His father had noticed as well. “Well done,” he nodded to Siddo. Well done, indeed.
For his part, Siddo felt the warmth of pride and victory swell through him, cooler than the fire of battle that had burned through him. The fish in his talons looked like a long, fat bass to him as he lifted it. And best of all, it was his now.
Instinct took command as Skrill took a step forward. “But lo, the hunter is not defeated yet,” their father’s voice narrated. But neither fledgling took heed of him. Their eyes were locked.
Siddo’s own instinct banished the final faltering cry for thought and wisdom, the teachings of Providence forgotten as the familiar voice issued orders. Spread those wings, lad. Cement that stance. We’ll give this blighter what for! His talons dug into the sand, gripping the fish tightly. His fish.
Rushing forward, Skrill brought his wings together in a loud whack, but they only hit empty air. Expecting the move he’d used before, Siddo ducked and shuffled to the right, fish still beneath his talons. Angered, Skrill charged after him.
Siddo’s mind instantly identified his brother’s mistake. He left his wings folded at his sides! The headlong advance had nothing to shield its flanks. Siddo moved minutely to the left, Skrill’s momentum not allowing him to correct in time. The pointed black beak passed by Siddo in slow motion. All it took was a shove from Siddo’s chest to send his brother tumbling.

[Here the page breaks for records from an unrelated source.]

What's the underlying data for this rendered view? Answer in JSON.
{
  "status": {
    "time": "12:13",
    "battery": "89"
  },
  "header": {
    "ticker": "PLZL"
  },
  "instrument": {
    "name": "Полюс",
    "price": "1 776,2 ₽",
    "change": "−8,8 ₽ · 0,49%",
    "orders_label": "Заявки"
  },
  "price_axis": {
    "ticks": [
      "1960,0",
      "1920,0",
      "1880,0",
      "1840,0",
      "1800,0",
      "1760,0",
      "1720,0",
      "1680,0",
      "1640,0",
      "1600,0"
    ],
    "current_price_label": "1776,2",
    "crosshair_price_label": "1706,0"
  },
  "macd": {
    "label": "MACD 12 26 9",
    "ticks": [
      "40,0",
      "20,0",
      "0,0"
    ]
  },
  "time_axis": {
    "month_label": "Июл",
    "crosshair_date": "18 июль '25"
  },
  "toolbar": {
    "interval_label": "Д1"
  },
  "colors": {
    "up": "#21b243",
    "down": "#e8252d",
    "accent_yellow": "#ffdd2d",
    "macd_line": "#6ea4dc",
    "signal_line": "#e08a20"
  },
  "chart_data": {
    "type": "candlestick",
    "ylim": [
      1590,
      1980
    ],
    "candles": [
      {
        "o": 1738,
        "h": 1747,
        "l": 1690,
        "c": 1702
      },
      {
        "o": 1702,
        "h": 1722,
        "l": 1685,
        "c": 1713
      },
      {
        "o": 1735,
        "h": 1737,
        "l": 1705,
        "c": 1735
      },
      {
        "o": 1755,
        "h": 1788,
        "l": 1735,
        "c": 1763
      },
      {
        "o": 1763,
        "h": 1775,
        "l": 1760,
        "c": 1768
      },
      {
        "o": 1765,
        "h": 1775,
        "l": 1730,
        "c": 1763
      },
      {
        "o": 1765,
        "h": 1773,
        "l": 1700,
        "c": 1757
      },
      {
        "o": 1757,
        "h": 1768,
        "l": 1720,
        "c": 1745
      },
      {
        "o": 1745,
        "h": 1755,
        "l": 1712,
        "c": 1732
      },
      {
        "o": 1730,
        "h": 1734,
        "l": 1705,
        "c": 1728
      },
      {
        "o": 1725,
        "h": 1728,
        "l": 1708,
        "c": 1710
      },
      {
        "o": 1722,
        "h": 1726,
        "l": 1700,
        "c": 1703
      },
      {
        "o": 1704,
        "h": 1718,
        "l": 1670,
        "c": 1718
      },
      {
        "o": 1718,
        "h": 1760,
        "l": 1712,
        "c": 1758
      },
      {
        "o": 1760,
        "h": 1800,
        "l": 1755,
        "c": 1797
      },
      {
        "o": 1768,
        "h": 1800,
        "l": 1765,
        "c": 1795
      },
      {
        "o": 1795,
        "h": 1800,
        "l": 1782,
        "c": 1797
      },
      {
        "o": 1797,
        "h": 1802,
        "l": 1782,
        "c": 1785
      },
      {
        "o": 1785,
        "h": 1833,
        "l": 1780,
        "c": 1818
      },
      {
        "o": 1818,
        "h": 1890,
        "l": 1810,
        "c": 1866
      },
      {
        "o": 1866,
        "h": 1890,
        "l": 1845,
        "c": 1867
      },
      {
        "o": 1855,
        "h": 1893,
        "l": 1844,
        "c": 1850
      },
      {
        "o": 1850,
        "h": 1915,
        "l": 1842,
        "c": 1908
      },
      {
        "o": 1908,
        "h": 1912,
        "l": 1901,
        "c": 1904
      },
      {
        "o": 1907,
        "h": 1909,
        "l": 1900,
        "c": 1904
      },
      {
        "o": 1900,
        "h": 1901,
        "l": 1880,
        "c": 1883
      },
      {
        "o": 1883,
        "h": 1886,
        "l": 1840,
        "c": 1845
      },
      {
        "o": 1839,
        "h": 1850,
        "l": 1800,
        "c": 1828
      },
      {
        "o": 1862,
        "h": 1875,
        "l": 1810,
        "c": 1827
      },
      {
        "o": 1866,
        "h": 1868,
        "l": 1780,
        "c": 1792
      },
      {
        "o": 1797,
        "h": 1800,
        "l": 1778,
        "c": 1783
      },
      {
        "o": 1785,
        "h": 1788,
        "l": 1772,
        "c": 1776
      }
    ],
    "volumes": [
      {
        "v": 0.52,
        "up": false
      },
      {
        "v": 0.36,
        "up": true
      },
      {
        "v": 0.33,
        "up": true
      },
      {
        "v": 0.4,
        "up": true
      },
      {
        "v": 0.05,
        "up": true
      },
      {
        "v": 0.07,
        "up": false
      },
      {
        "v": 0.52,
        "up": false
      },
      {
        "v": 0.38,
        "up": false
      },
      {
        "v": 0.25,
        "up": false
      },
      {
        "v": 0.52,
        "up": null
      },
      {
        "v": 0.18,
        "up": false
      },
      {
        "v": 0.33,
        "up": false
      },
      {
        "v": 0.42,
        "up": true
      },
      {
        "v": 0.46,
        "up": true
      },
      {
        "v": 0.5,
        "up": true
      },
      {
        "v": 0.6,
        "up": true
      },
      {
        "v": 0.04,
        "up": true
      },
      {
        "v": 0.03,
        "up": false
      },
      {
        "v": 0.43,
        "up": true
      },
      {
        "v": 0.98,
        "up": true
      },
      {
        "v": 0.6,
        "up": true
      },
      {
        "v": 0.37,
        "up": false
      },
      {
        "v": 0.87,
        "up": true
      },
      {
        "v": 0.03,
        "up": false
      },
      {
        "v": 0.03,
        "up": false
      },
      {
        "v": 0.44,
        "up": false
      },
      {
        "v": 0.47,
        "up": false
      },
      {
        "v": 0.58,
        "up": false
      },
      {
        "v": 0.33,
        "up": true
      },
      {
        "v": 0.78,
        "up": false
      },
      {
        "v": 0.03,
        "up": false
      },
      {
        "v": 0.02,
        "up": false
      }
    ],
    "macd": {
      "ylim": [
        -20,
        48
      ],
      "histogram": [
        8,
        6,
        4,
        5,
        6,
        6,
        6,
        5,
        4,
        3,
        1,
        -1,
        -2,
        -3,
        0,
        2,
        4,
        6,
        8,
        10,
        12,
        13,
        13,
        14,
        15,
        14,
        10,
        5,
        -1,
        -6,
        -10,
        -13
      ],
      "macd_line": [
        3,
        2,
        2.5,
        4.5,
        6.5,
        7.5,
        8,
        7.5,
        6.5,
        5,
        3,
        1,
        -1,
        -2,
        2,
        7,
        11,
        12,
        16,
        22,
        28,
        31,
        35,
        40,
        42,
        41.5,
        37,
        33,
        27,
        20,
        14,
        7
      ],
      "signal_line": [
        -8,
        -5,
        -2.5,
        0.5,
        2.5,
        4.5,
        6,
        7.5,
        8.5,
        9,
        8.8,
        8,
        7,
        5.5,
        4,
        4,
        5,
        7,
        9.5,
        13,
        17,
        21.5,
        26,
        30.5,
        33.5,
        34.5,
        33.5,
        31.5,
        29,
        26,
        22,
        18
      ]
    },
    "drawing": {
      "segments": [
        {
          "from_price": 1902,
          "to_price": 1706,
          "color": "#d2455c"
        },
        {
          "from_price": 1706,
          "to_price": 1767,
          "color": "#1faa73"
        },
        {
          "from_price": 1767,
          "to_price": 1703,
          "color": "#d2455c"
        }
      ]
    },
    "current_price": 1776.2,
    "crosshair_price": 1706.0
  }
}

Jeriko watched in awe as the battle unfolded, for it was a battle now. The gray and brown form of Skrill rolled by, nearly knocking him over as sand flew. The boy’s a natural. He looked at the still standing form of Siddo.
But the other son wasn’t finished yet. His fall had left him on his back, but it had given him an opportunity. In an instant, he’d spun over, lunging himself at the exposed flank of Siddo. The air filled with his angry screech and a squawk of pain.
Failing to turn in time to bring his wings and beak to bear, Siddo was knocked onto his side by the beak’s strike. Skrill seized the cod from Siddo’s loosened talons, his fire momentarily cooling. Then his neck rose as he prepared to attack again. The beak moved like lightning, breaking through the layers of protective feathers and penetrating the flesh.
In the next moment, a sharp set of talons shoved Skrill back. His father strode up to him, eyes dark. “This fight is over,” he said. “It was over the second you got back what was yours. Never, ever, think that you can go beyond that.”
His father turned back to help his brother up with his wing. Skrill stood on his own. “I was making sure he knew to never steal from me again.”
A spot of blood dripped from the part in Siddo’s feathers. “You defended yourself, defended your right to that fish, Skrill. But to draw blood, to purposefully maim and injure another gull? It is the most vile way you can violate everything our species stands for. It is to condemn them to death.”
His father walked with the injured Siddo up the sand bar towards their nest on the outcropping, promising Skrill they’d talk more about this. Skrill didn’t care about whatever punishment his parents would cook up, whatever scolding they would throw at him. He only thought of his father’s final words. “I know,” he answered on the windswept beach.